## [Activity]
Where a line below holds the string "this", count it; then give the total without any other words.

## [Website and app data records]

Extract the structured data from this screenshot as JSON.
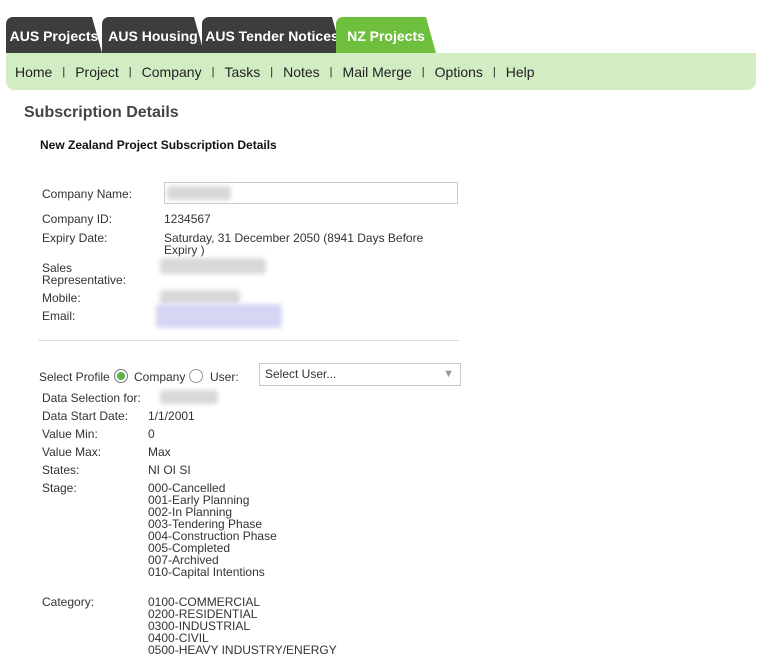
{
  "tabs": [
    {
      "label": "AUS Projects",
      "active": false
    },
    {
      "label": "AUS Housing",
      "active": false
    },
    {
      "label": "AUS Tender Notices",
      "active": false
    },
    {
      "label": "NZ Projects",
      "active": true
    }
  ],
  "nav": [
    "Home",
    "Project",
    "Company",
    "Tasks",
    "Notes",
    "Mail Merge",
    "Options",
    "Help"
  ],
  "nav_separator": "|",
  "page_title": "Subscription Details",
  "section_title": "New Zealand Project Subscription Details",
  "company": {
    "name_label": "Company Name:",
    "id_label": "Company ID:",
    "id_value": "1234567",
    "expiry_label": "Expiry Date:",
    "expiry_value_1": "Saturday, 31 December 2050 (8941 Days Before",
    "expiry_value_2": "Expiry )",
    "rep_label_1": "Sales",
    "rep_label_2": "Representative:",
    "mobile_label": "Mobile:",
    "email_label": "Email:"
  },
  "profile": {
    "select_label": "Select Profile",
    "company_option": "Company",
    "user_option": "User:",
    "user_select_placeholder": "Select User...",
    "selected": "Company"
  },
  "data": {
    "selection_label": "Data Selection for:",
    "start_label": "Data Start Date:",
    "start_value": "1/1/2001",
    "min_label": "Value Min:",
    "min_value": "0",
    "max_label": "Value Max:",
    "max_value": "Max",
    "states_label": "States:",
    "states_value": "NI OI SI",
    "stage_label": "Stage:",
    "stages": [
      "000-Cancelled",
      "001-Early Planning",
      "002-In Planning",
      "003-Tendering Phase",
      "004-Construction Phase",
      "005-Completed",
      "007-Archived",
      "010-Capital Intentions"
    ],
    "category_label": "Category:",
    "categories": [
      "0100-COMMERCIAL",
      "0200-RESIDENTIAL",
      "0300-INDUSTRIAL",
      "0400-CIVIL",
      "0500-HEAVY INDUSTRY/ENERGY"
    ]
  },
  "icons": {
    "select_chevron": "chevron-down-icon"
  },
  "colors": {
    "tab_dark": "#3d3d3d",
    "tab_active": "#6fbf3e",
    "nav_bg": "#d2edc4",
    "radio_checked": "#62b346"
  }
}
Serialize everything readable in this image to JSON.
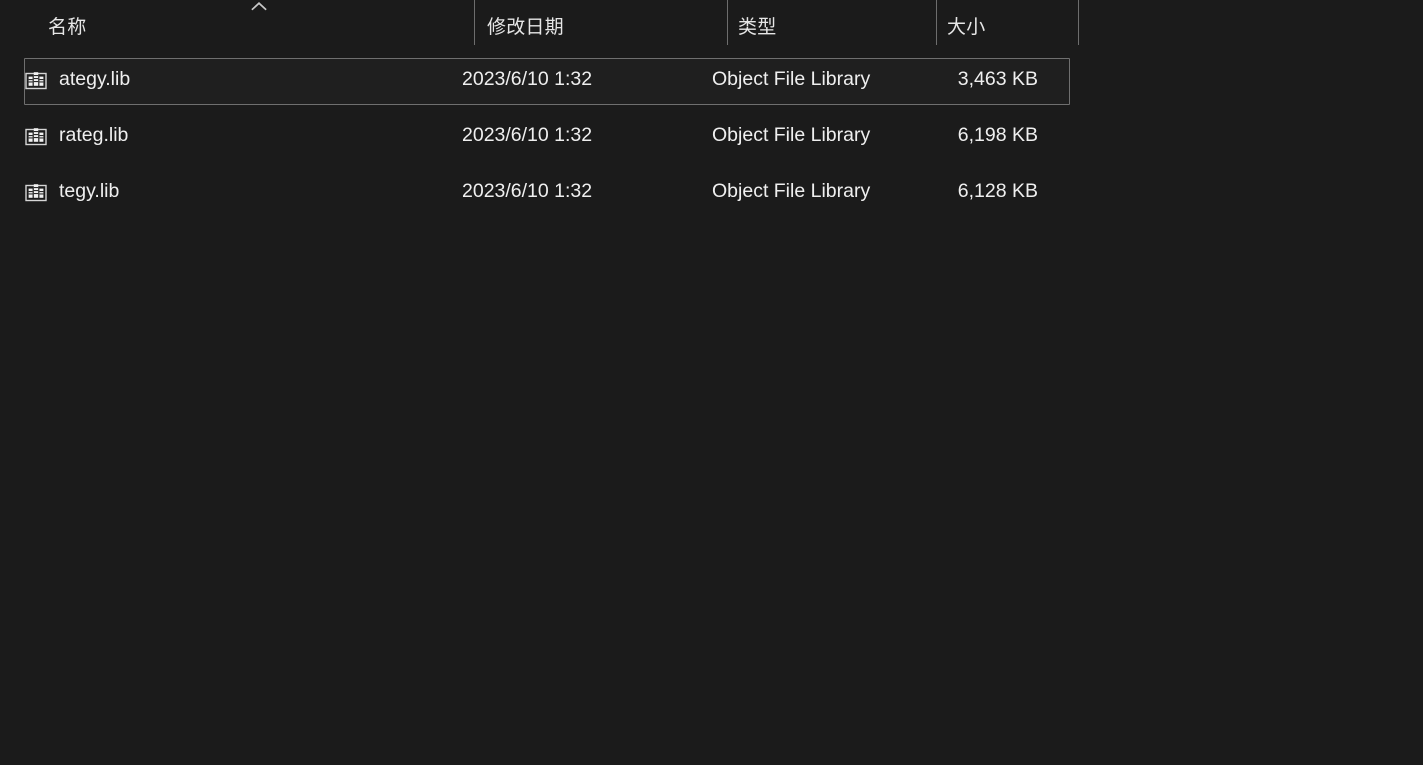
{
  "window": {
    "background_color": "#1b1b1b",
    "text_color": "#efefef"
  },
  "columns": [
    {
      "key": "name",
      "label": "名称",
      "sort_indicator": "chevron-up-icon"
    },
    {
      "key": "date",
      "label": "修改日期",
      "sort_indicator": null
    },
    {
      "key": "type",
      "label": "类型",
      "sort_indicator": null
    },
    {
      "key": "size",
      "label": "大小",
      "sort_indicator": null
    }
  ],
  "rows": [
    {
      "icon": "library-file-icon",
      "name": "ategy.lib",
      "date": "2023/6/10 1:32",
      "type": "Object File Library",
      "size": "3,463 KB",
      "selected": true
    },
    {
      "icon": "library-file-icon",
      "name": "rateg.lib",
      "date": "2023/6/10 1:32",
      "type": "Object File Library",
      "size": "6,198 KB",
      "selected": false
    },
    {
      "icon": "library-file-icon",
      "name": "tegy.lib",
      "date": "2023/6/10 1:32",
      "type": "Object File Library",
      "size": "6,128 KB",
      "selected": false
    }
  ]
}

## [Finished exercise]
2